Cordilleran Section - 97th Annual Meeting, and Pacific Section, American Association of Petroleum Geologists (April 9-11, 2001)

Paper No. 0
Presentation Time: 1:00 PM-5:00 PM


STULL, Robert J. and MAYO, David P., California State Univ - Los Angeles, Dept Geological Sciences, Los Angeles, CA 90032,

Los Angeles residents face a relatively high risk of property loss and personal injury due to environmental hazards. The CSLA Department of Geological Sciences offers two popular undergraduate courses that address hazard assessment and mitigation: (1) Natural Disasters, a freshman-level general education course, and (2) Urban Geology, an upper-division elective. We employ assignments that teach students to perform geologic hazard assessments in their own neighborhoods. Assessment involves instructor-assisted examination of geological maps, study of any soil and rock exposures in their neighborhoods, and Internet research. Students investigate the susceptibility of their homes to damage from earthquakes, floods, landslides, liquefaction, and erosion. They also determine the sources and quality of their drinking water.

Field and Internet research encourage active learning. Student communication skills and collaboration in the learning process are improved. Many students express satisfaction and self confidence not achieved elsewhere in their university education.

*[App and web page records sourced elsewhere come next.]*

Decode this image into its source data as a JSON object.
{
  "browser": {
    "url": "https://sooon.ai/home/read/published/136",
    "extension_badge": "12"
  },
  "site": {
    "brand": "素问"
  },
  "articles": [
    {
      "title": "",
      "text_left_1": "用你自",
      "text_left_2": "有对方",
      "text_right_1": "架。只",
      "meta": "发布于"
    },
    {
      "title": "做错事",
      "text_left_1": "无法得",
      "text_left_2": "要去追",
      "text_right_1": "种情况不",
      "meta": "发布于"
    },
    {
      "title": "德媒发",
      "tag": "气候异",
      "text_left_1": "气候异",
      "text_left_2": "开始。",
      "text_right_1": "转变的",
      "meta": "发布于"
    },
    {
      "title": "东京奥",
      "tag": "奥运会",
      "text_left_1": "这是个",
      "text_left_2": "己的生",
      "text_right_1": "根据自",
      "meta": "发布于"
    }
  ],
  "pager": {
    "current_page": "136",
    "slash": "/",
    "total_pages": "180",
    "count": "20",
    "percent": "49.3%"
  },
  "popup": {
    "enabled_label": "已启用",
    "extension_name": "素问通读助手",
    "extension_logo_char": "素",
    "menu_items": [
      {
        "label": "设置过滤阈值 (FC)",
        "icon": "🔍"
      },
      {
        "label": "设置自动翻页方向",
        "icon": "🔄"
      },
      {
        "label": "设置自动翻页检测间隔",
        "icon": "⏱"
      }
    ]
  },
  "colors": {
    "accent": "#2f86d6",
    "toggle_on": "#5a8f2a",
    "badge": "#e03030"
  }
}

The assignments and supportive resources are available online at Resources were drawn from the web pages of numerous public and private agencies, including the Dibblee Geological Foundation, Environmental Protection Agency, the Los Angeles County Department of Public Works, the Los Angeles Department of Water and Power, the California Department of Conservation’s Division of Mines and Geology, and the Southern California Earthquake Center.